Rebellion November 1850     
spacerHomespacer spacerOverviewspacer spacerTrail Narrativespacer spacerHighlightsspacer spacerMapsspacer spacerResourcesspacer spacerImagesspacer spacer
Headwaters of the Rio San Rodrigo
Headwaters of the Rio San Rodrigo. Gobierno del Estado de Coahuila.
Previous slide Next slide

By November 1850, most of the Black Seminoles who would make it to Mexico had already arrived and were living on temporary lands at the headwaters of Rio San Rodrigo. According to Black Seminole oral traditions, a few scattered parties would arrive over the coming years. Refugees from Texas slavery would also join the Black Seminole ranks, but never in large numbers. Coacoochee’s confederation peaked in size in late 1850 with about 300 Kickapoos, 200 Seminole Indians, and 200 Black Seminoles.

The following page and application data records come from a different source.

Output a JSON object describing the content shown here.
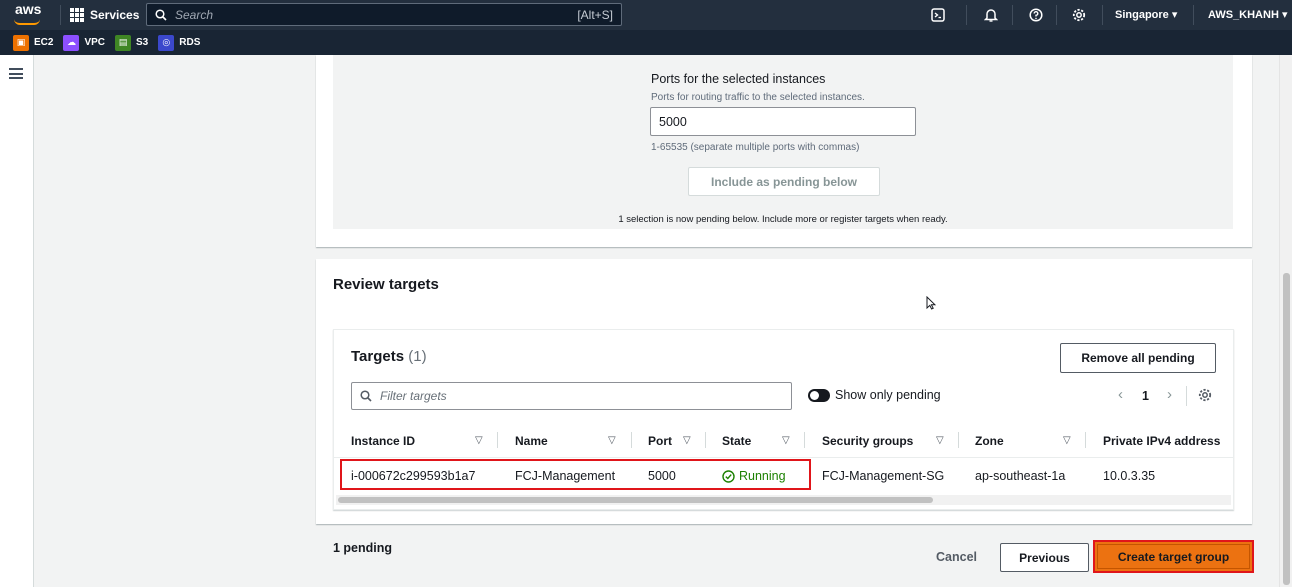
{
  "topnav": {
    "logo": "aws",
    "services_label": "Services",
    "search_placeholder": "Search",
    "search_shortcut": "[Alt+S]",
    "region": "Singapore ▾",
    "account": "AWS_KHANH ▾"
  },
  "favorites": [
    {
      "label": "EC2",
      "color": "#ed7100",
      "icon": "ec2-icon"
    },
    {
      "label": "VPC",
      "color": "#8c4fff",
      "icon": "vpc-icon"
    },
    {
      "label": "S3",
      "color": "#3f8624",
      "icon": "s3-icon"
    },
    {
      "label": "RDS",
      "color": "#3b48cc",
      "icon": "rds-icon"
    }
  ],
  "ports_section": {
    "title": "Ports for the selected instances",
    "description": "Ports for routing traffic to the selected instances.",
    "value": "5000",
    "hint": "1-65535 (separate multiple ports with commas)",
    "include_button": "Include as pending below",
    "pending_note": "1 selection is now pending below. Include more or register targets when ready."
  },
  "review": {
    "title": "Review targets",
    "targets_title": "Targets",
    "targets_count": "(1)",
    "remove_all_button": "Remove all pending",
    "filter_placeholder": "Filter targets",
    "show_only_pending": "Show only pending",
    "page_number": "1",
    "columns": [
      "Instance ID",
      "Name",
      "Port",
      "State",
      "Security groups",
      "Zone",
      "Private IPv4 address"
    ],
    "rows": [
      {
        "instance_id": "i-000672c299593b1a7",
        "name": "FCJ-Management",
        "port": "5000",
        "state": "Running",
        "security_group": "FCJ-Management-SG",
        "zone": "ap-southeast-1a",
        "ip": "10.0.3.35"
      }
    ]
  },
  "footer": {
    "pending": "1 pending",
    "cancel": "Cancel",
    "previous": "Previous",
    "create": "Create target group"
  },
  "colors": {
    "nav_bg": "#232f3e",
    "primary": "#ec7211",
    "running": "#1d8102",
    "highlight": "#e0151a"
  }
}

Los mascogos, as the Mexicans called the blacks, had already served their new government successfully in punitive raids on Apache and Comanche bands. Many more raids would follow—three decades of blood, as the Black Seminoles found themselves delicately situated on a border between warring nations and hostile tribes.

Previous slidespacerspacer

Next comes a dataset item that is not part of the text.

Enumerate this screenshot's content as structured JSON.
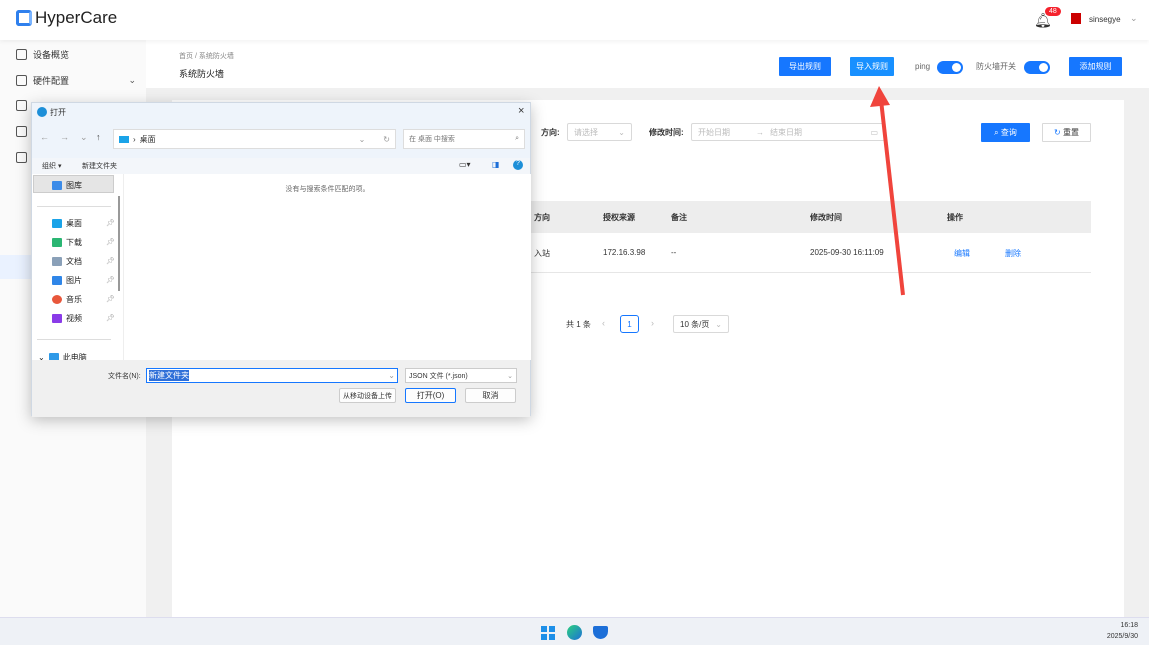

Sources: Porter Black 138, Mulroy 65. ©
Part 4, Freedom: Outline  l Images
spacer spacer
 Trail Narrative
 + Prologue
 + Background: 1693-1812
 + Early Years: 1812-1832
 + War: 1832-1838
 + Exile: 1838-1850
 - Freedom: 1850-1882
+ Cost of Freedom
spacer spacer Arrival
Second Exodus
Border Etiquette
Duval's Desserts
Indian Killers
End of an Era
+ Liberty Foretold
+ Liberty Found
 + Legacy & Conclusion